St. Jude physician assistant Hayley Arceneaux offers a unique perspective for the patients she sees every day in the hospital's Leukemia and Lymphoma inpatient service. As a childhood cancer survivor who was treated at St. Jude, she's a comforting voice for new patients and a shining example to survivors of a world of possibilities.
Arceneaux, who was diagnosed with the bone cancer osteosarcoma as a child, has experienced the St. Jude mission from several viewpoints—as a patient, a student researcher, an intern, a fundraiser and now as a clinician.
“It’s an empowering feeling to take off the St. Jude patient arm band and put on a name badge,” Arceneaux said. “It’s a physical representation of how far I’ve come.”
At age 10, Arceneaux was diagnosed with osteosarcoma after she initially began feeling pain in her leg while training for a black belt in Tae Kwon Do. Ensuing tests revealed an egg-sized tumor above her left knee. After being referred to St. Jude, she underwent chemotherapy and limb-saving surgery by Michael Neel, MD, of the Surgery Department. During the operation, doctors removed the tumor along with most of her femur and replaced it with a prosthetic device that could expand as she grew.
After completing treatment and returning to St. Jude regularly for continuing care, she was one of 60 college students selected for the 2013 St. Jude Pediatric Oncology Education (POE) program. The program allows college students who are interested in the biomedical sciences opportunities to work with a St. Jude mentor for a summer session. Arceneaux researched Streptococcus pneumoniae in the Infectious Diseases lab of Jason Rosch, PhD.
“That experience was a great opportunity to work alongside some of the best researchers in the world,” she said.
Arceneaux returned to college in the fall, where she studied abroad in Spain. Her ties to St. Jude continued at Southeastern Louisiana University. She was involved with several ALSAC fundraising events and interned with the organization.
She’ll soon take her St. Jude experience to out-of-this-world heights as one of four crew members aboard the first all-civilian space mission Inspiration4 later this year. Representing the worlds of science, commerce and humanitarian endeavors, SpaceX’s Inspiration4 will include a diverse crew commanded by pilot and adventurer Jared Isaacman, founder and CEO of Shift4 Payments.
The crew symbolizes the best of humanity with each member representing one of the four qualities of Leadership, Hope, Prosperity and Generosity. Arceneaux’s seat on the rocket embodies Hope. The flight will raise awareness and funds for St. Jude. The remaining crew was announced March 30.
Joining Arceneaux on the mission are entrepreneur Sian Proctor (Prosperity) and aerospace industry employee Christopher Sembroski (Generosity). The Generosity seat was randomly selected through a St. Jude fundraising campaign.

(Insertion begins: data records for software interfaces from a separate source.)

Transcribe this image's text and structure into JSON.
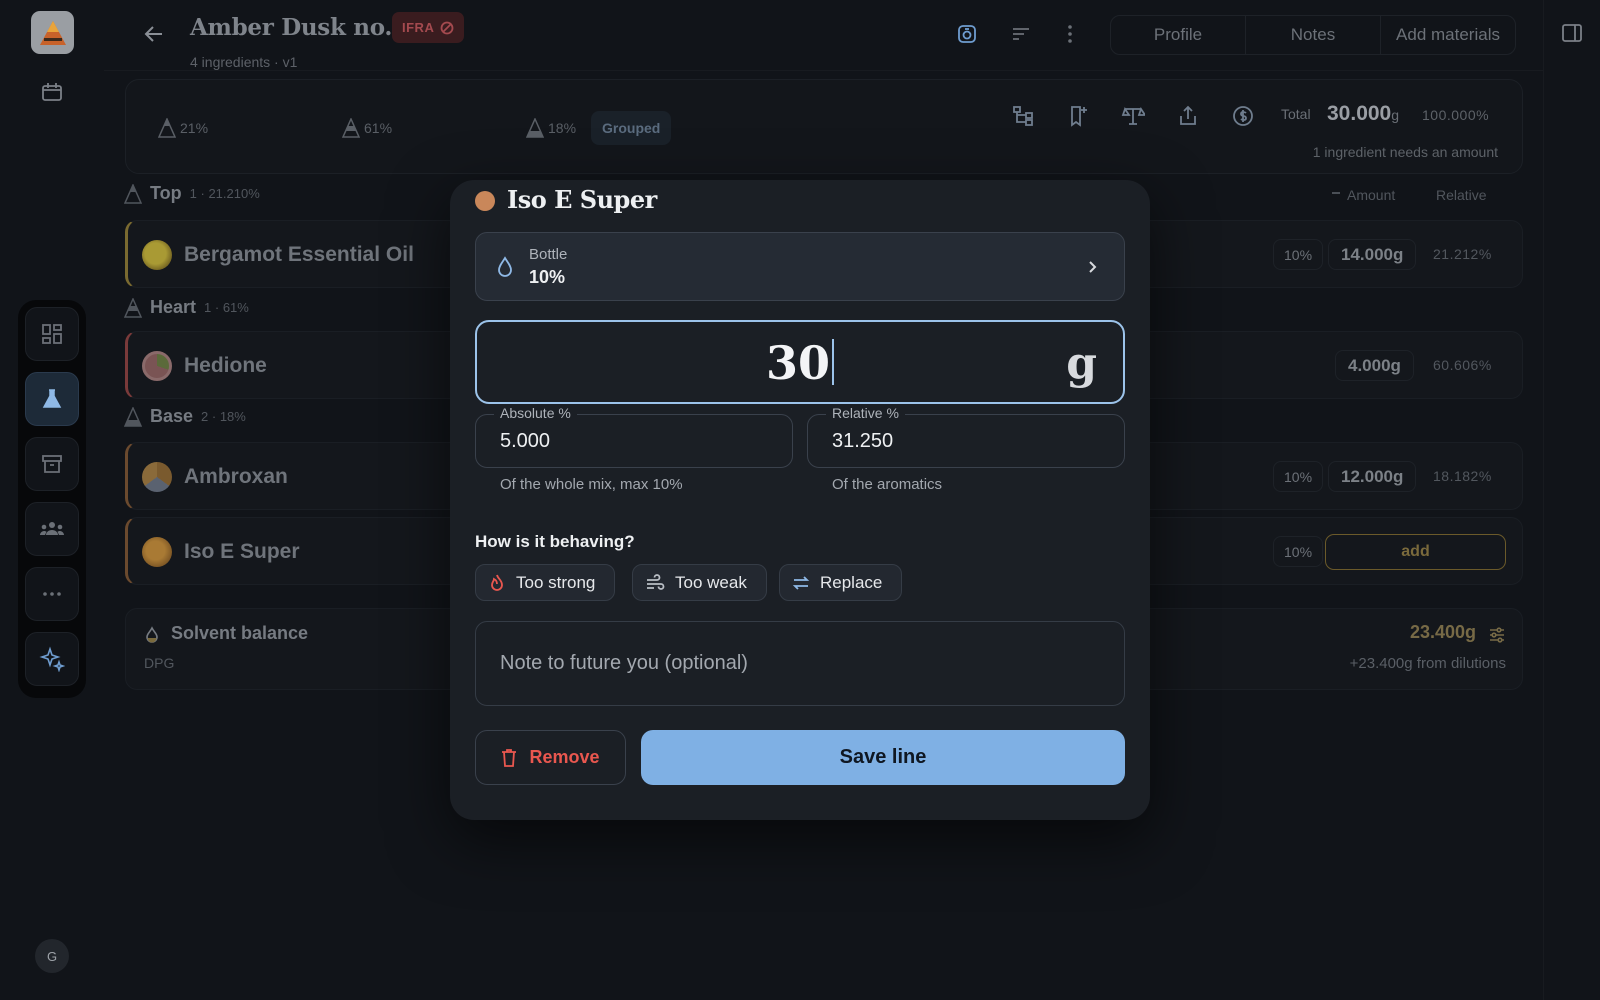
{
  "header": {
    "title": "Amber Dusk no. 1",
    "badge": "IFRA",
    "subtitle": "4 ingredients · v1",
    "tabs": [
      "Profile",
      "Notes",
      "Add materials"
    ]
  },
  "summary": {
    "note_stats": [
      "21%",
      "61%",
      "18%"
    ],
    "grouped_label": "Grouped",
    "total_label": "Total",
    "total_value": "30.000",
    "total_unit": "g",
    "total_pct": "100.000%",
    "needs_amount": "1 ingredient needs an amount"
  },
  "columns": {
    "amount": "Amount",
    "relative": "Relative"
  },
  "groups": [
    {
      "name": "Top",
      "meta": "1 · 21.210%"
    },
    {
      "name": "Heart",
      "meta": "1 · 61%"
    },
    {
      "name": "Base",
      "meta": "2 · 18%"
    }
  ],
  "rows": [
    {
      "name": "Bergamot Essential Oil",
      "dilution": "10%",
      "amount": "14.000g",
      "relative": "21.212%"
    },
    {
      "name": "Hedione",
      "dilution": "",
      "amount": "4.000g",
      "relative": "60.606%"
    },
    {
      "name": "Ambroxan",
      "dilution": "10%",
      "amount": "12.000g",
      "relative": "18.182%"
    },
    {
      "name": "Iso E Super",
      "dilution": "10%",
      "add_label": "add"
    }
  ],
  "solvent": {
    "label": "Solvent balance",
    "sub": "DPG",
    "value": "23.400g",
    "note": "+23.400g from dilutions"
  },
  "rail": {
    "avatar": "G"
  },
  "modal": {
    "title": "Iso E Super",
    "bottle_label": "Bottle",
    "bottle_value": "10%",
    "amount_value": "30",
    "amount_unit": "g",
    "absolute_label": "Absolute %",
    "absolute_value": "5.000",
    "absolute_help": "Of the whole mix, max 10%",
    "relative_label": "Relative %",
    "relative_value": "31.250",
    "relative_help": "Of the aromatics",
    "question": "How is it behaving?",
    "behaviors": [
      "Too strong",
      "Too weak",
      "Replace"
    ],
    "note_placeholder": "Note to future you (optional)",
    "remove_label": "Remove",
    "save_label": "Save line"
  },
  "colors": {
    "accent": "#7fb0e4",
    "danger": "#e9574f",
    "ingredient_dot": "#c9875a",
    "background": "#111419",
    "modal_bg": "#1b1f25"
  }
}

Arceneaux, a 29-year-old Louisiana native, is an adventurer at heart with a personal goal of traveling to all seven continents. She’s visited 21 countries total including Colombia, Italy, Mexico, Morocco, the Netherlands, New Zealand, Nicaragua, and Switzerland. Arceneaux also spent a month volunteering in local hospitals in Peru.
When she was approached about the opportunity to represent St. Jude in space, she reacted first in disbelief, then enthusiasm. Her family, including a brother and sister-in-law who are aerospace engineers, strongly supported her decision.
Arceneaux credits her cancer experience and St. Jude with helping prepare her for this challenge.
“It taught me to kind of expect the unexpected and go with it,” she said.
Arceneaux earned an undergraduate degree in Spanish in 2014 and a physician assistant degree in 2016. She joined the hospital last year, fulfilling her dream of returning to St. Jude as a care provider.
Arceneaux will begin space training later this year. She hopes her involvement raises more awareness about the hospital while also inspiring current patients. When the rocket enters orbit, Arceneaux will become the first person with an internal prosthesis in space.
“This is a once-in-a-lifetime opportunity, but also such an incredible thing for St. Jude,” Arceneaux said. “My goal for this mission is to show pediatric cancer patients and survivors that anything is possible. The sky is not the limit.”